On what we now refer to as Palm Sunday, Jesus arrived in Jerusalem with the crowd shouting, “Hosanna” because they thought Jesus was going to set things right. In this, they were disappointed. Jesus knew that His time for reigning in Jerusalem hadn’t come yet, and Christ’s passionate journey meant He would not cut any corners!
Before Jesus left Jerusalem that Sunday evening, Mark noted that “He looked around at everything.” He didn’t respond right away to what He saw. This is very important to note because we shouldn’t think that His response on Monday was something spontaneous. No, it was planned out in specific detail.
On Monday morning, Jesus prepared to make the 2-mile trip from Bethany to Jerusalem. The Gospels note quite frequently the amount of time Jesus spent in prayer, including beginning His day in conversation with His Father (see Mark 1:35). On this morning, He must have talked with His Father about everything He had seen in Jerusalem the day before.
En route to Jerusalem, Jesus encounters a fig tree that gives every appearance of life and vitality. It looks like it’s ready to serve people, but upon closer inspection, Jesus discovers that there is no fruit on it. He curses the tree for its deceptive outward appearance. This is definite foreshadowing for what’s about to happen!
Jesus enters the temple and begins to drive out merchants, and moneychangers, and dove sellers. He roars at them, “God says this is to be a place of prayer for all nations, but you have turned it into a den of robbers!” (see Matthew 21:12-17; Mark 11:15-19; and Luke 19:45-48).
The phrases house of prayer and den of robbers are direct quotations from Isaiah and Jeremiah, respectively (Isaiah 56:3-7; Jeremiah 7:1-11), but what do they mean?
- The Court of the Gentiles was open to all people, foreigners included.
- The Women’s Court was open to all Jews and, their “uncontaminated” wives.

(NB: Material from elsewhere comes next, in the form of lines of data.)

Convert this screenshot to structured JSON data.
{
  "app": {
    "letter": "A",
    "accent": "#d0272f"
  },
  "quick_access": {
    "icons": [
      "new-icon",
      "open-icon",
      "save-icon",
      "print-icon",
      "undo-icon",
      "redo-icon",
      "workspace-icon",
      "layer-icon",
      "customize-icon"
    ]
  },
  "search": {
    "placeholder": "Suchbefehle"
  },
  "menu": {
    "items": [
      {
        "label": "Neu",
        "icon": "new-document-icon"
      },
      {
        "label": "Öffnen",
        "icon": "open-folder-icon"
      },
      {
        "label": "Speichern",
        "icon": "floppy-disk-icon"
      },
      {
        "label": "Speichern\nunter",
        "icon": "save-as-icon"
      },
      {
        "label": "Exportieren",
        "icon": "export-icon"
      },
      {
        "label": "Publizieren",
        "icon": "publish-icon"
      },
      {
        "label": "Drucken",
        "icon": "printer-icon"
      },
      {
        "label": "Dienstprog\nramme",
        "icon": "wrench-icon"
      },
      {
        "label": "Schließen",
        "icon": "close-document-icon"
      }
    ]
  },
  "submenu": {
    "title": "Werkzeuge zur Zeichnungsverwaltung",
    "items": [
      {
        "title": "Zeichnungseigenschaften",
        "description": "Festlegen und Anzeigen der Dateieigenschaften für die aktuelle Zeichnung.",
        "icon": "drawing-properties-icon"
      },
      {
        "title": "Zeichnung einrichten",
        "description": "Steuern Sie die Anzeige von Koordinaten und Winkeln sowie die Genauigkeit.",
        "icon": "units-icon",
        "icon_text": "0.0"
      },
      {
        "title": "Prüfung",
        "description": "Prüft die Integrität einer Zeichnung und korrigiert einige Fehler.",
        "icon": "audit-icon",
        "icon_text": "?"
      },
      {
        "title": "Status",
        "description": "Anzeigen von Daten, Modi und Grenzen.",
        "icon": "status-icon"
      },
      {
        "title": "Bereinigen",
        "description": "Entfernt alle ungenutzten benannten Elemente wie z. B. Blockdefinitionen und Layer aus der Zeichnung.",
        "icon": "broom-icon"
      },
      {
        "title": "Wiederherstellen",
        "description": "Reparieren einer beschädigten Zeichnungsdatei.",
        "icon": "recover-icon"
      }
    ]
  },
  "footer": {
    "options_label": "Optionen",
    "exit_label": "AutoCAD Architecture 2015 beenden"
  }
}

- The Court of Israel was limited to male Jews who were clean and purified.
- The fourth court was the Holy Place limited to priests robed in their priestly vestments.
This buying and selling was undoubtedly happening in the Court of the Gentiles. As the Passover was approaching, people from all over the world were here—some purchasing animals to use as sacrifices, and some exchanging their foreign money for Israelite money for the temple tax.
There was a lot of hustle and bustle, but very little worship. This is what angered Jesus. The activity in the temple was like the fig tree He cursed—it looked like it was fruitful, but that was merely outward deception.
Were the merchants exploiting people? Perhaps. But they were certainly occupying the only space where non-Jews could worship. They were certainly becoming a distraction to any true worship activities. They were clearly becoming the main attraction.
There are two important lessons in this outburst that Jesus gives to all His disciples:
- As our Christlikeness increases, our intolerance of religious showmanship should increase.
- As our Christlikeness increases, our intolerance of unrighteousness should increase—both a greater hate for sin and a greater love for sinners!
“Let the zeal of the house of the Lord ever eat you up. For example: do you see a brother running [toward sin]? Stop him, warn him, be grieved for him, if the zeal of God’s house has now eaten you up. Do you see others running and wanting to drink themselves drunk? Stop whom you can, hold whom you can, frighten whom you can; win in gentleness whom you can: do not in any way sit still and do nothing.” —Augustine
Christ’s passionate journey was out of love for us. Which means He hates anything that keeps us from His Father.
If you know God’s love, be zealous about those things that keep others from coming in to know God’s love for themselves. Not angry at people, but angry at practices and “religious shows” that hinder people from knowing God’s love like you know God’s love.